By Morgan Harlan | Digital Managing Editor
The male gender has been dominating the field of best director since the Academy Awards were founded. In 92 years, only five women have been nominated in this elite field. This year’s Oscar “Best Director” line-up is no exception, with zero women in the running. Frankly, we all need to take a stand from the blatant misogyny that female directors face and give them the support they clearly deserve.
The 2019 adaptation of “Little Women” was a cinematic masterpiece and box office success. Worldwide, the movie has grossed $131,331,595.
In addition, “Little Women” has racked up six Oscar nominations for best picture, best actress, best supporting actress, best original music score, best adapted screenplay and best costume design.
For best picture, there is one female-directed movie listed: “Little Women.” Greta Gerwig, a seasoned female director, was previously nominated for best director in 2017 for her movie “Lady Bird.” Apparently, the Academy didn’t want to reward Gerwig (one of five women ever nominated) with another.
How can a movie obtain nominations for best picture and best adapted screenplay but fail to be recognized for the mastermind behind the genius of the movie?
Many films with female directors were among the top-grossing films in 2019, including titles such as “Captain Marvel,” “Frozen II,” “Hustlers,” “Abominable,” “Little,” “Little Women,” and “Queen & Slim,” according to the New York Times. A study by the Annenberg Inclusion Initiative at the University of Southern California found that of 113 directors attached to the year’s top 100 films, 12 were women, compared with just five in 2018.
While the ratio of male to female directors is heavily favored to men, women are making their mark on the film industry and are producing some of the most popular and awarded films as well. To ignore their contributions is catering to a history of bias that enables men to think they have the upper-hand.

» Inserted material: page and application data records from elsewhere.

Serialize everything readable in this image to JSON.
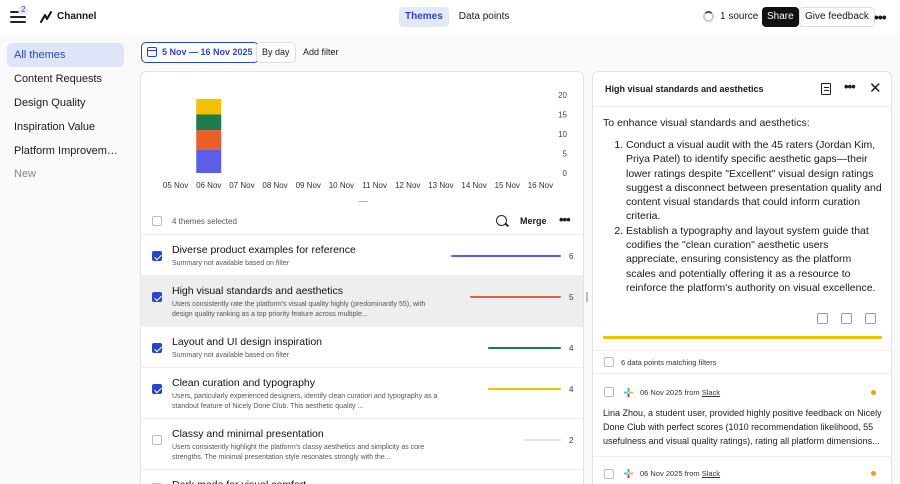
{
  "app": {
    "menu_badge": "2",
    "channel_name": "Channel"
  },
  "tabs": [
    {
      "label": "Themes",
      "active": true
    },
    {
      "label": "Data points",
      "active": false
    }
  ],
  "header": {
    "source_count": "1 source",
    "share_label": "Share",
    "feedback_label": "Give feedback"
  },
  "sidebar": {
    "items": [
      {
        "label": "All themes",
        "active": true
      },
      {
        "label": "Content Requests"
      },
      {
        "label": "Design Quality"
      },
      {
        "label": "Inspiration Value"
      },
      {
        "label": "Platform Improvements"
      },
      {
        "label": "New",
        "muted": true
      }
    ]
  },
  "filters": {
    "date_range": "5 Nov — 16 Nov 2025",
    "group_by": "By day",
    "add_filter": "Add filter"
  },
  "chart_data": {
    "type": "bar",
    "categories": [
      "05 Nov",
      "06 Nov",
      "07 Nov",
      "08 Nov",
      "09 Nov",
      "10 Nov",
      "11 Nov",
      "12 Nov",
      "13 Nov",
      "14 Nov",
      "15 Nov",
      "16 Nov"
    ],
    "stacked": true,
    "series": [
      {
        "color": "#5b5ee8",
        "values": [
          0,
          6,
          0,
          0,
          0,
          0,
          0,
          0,
          0,
          0,
          0,
          0
        ]
      },
      {
        "color": "#e8602a",
        "values": [
          0,
          5,
          0,
          0,
          0,
          0,
          0,
          0,
          0,
          0,
          0,
          0
        ]
      },
      {
        "color": "#1f7a4c",
        "values": [
          0,
          4,
          0,
          0,
          0,
          0,
          0,
          0,
          0,
          0,
          0,
          0
        ]
      },
      {
        "color": "#f2c200",
        "values": [
          0,
          4,
          0,
          0,
          0,
          0,
          0,
          0,
          0,
          0,
          0,
          0
        ]
      }
    ],
    "y_ticks": [
      "20",
      "15",
      "10",
      "5",
      "0"
    ],
    "ylim": [
      0,
      20
    ],
    "y_axis_side": "right"
  },
  "list": {
    "selected_count": "4 themes selected",
    "merge_label": "Merge",
    "rows": [
      {
        "title": "Diverse product examples for reference",
        "desc": "Summary not available based on filter",
        "count": "6",
        "color": "#5b5ee8",
        "checked": true,
        "selected": false
      },
      {
        "title": "High visual standards and aesthetics",
        "desc": "Users consistently rate the platform's visual quality highly (predominantly 55), with design quality ranking as a top priority feature across multiple...",
        "count": "5",
        "color": "#e8602a",
        "checked": true,
        "selected": true
      },
      {
        "title": "Layout and UI design inspiration",
        "desc": "Summary not available based on filter",
        "count": "4",
        "color": "#1f7a4c",
        "checked": true,
        "selected": false
      },
      {
        "title": "Clean curation and typography",
        "desc": "Users, particularly experienced designers, identify clean curation and typography as a standout feature of Nicely Done Club. This aesthetic quality ...",
        "count": "4",
        "color": "#f2c200",
        "checked": true,
        "selected": false
      },
      {
        "title": "Classy and minimal presentation",
        "desc": "Users consistently highlight the platform's classy aesthetics and simplicity as core strengths. The minimal presentation style resonates strongly with the...",
        "count": "2",
        "color": "#e4e4e4",
        "checked": false,
        "selected": false
      },
      {
        "title": "Dark mode for visual comfort",
        "desc": "",
        "count": "",
        "color": "#e4e4e4",
        "checked": false,
        "selected": false
      }
    ]
  },
  "detail": {
    "title": "High visual standards and aesthetics",
    "intro": "To enhance visual standards and aesthetics:",
    "points": [
      "Conduct a visual audit with the 45 raters (Jordan Kim, Priya Patel) to identify specific aesthetic gaps—their lower ratings despite \"Excellent\" visual design ratings suggest a disconnect between presentation quality and content visual standards that could inform curation criteria.",
      "Establish a typography and layout system guide that codifies the \"clean curation\" aesthetic users appreciate, ensuring consistency as the platform scales and potentially offering it as a resource to reinforce the platform's authority on visual excellence."
    ],
    "data_points_count": "6 data points matching filters",
    "data_points": [
      {
        "meta": "06 Nov 2025 from",
        "source": "Slack",
        "text": "Lina Zhou, a student user, provided highly positive feedback on Nicely Done Club with perfect scores (1010 recommendation likelihood, 55 usefulness and visual quality ratings), rating all platform dimensions..."
      },
      {
        "meta": "06 Nov 2025 from",
        "source": "Slack",
        "text": ""
      }
    ]
  }
}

If we do not invest in female directors, they will never have the power to rival their male counterparts. The disparity stems from the Academy’s inherent bias toward domineering male figures in the film industry.
Men like Harvey Weinstein, the disgraced Hollywood film producer, would not have reached the heights they did if those around them did not turn a blind eye. The Hollywood film culture is in need of renovation because clearly the #MeToo movement has not changed as much as the media hoped.
Jo March, “Little Women” protagonist, an aspiring writer in an era where women were not encouraged to pick up a pen, had professional aspirations for herself in a male-dominated field. Like Jo March, Gerwig is an incredible woman navigating her own professional desires in a man’s world of directing and she deserves the chance to solidify herself as one of the best directors in Hollywood.
The Academy needs to break up the longstanding “boys’ club” of Best Director. The only way to make the Oscars, the most elite award show, truly the most elite, is to honor the women who deserve it.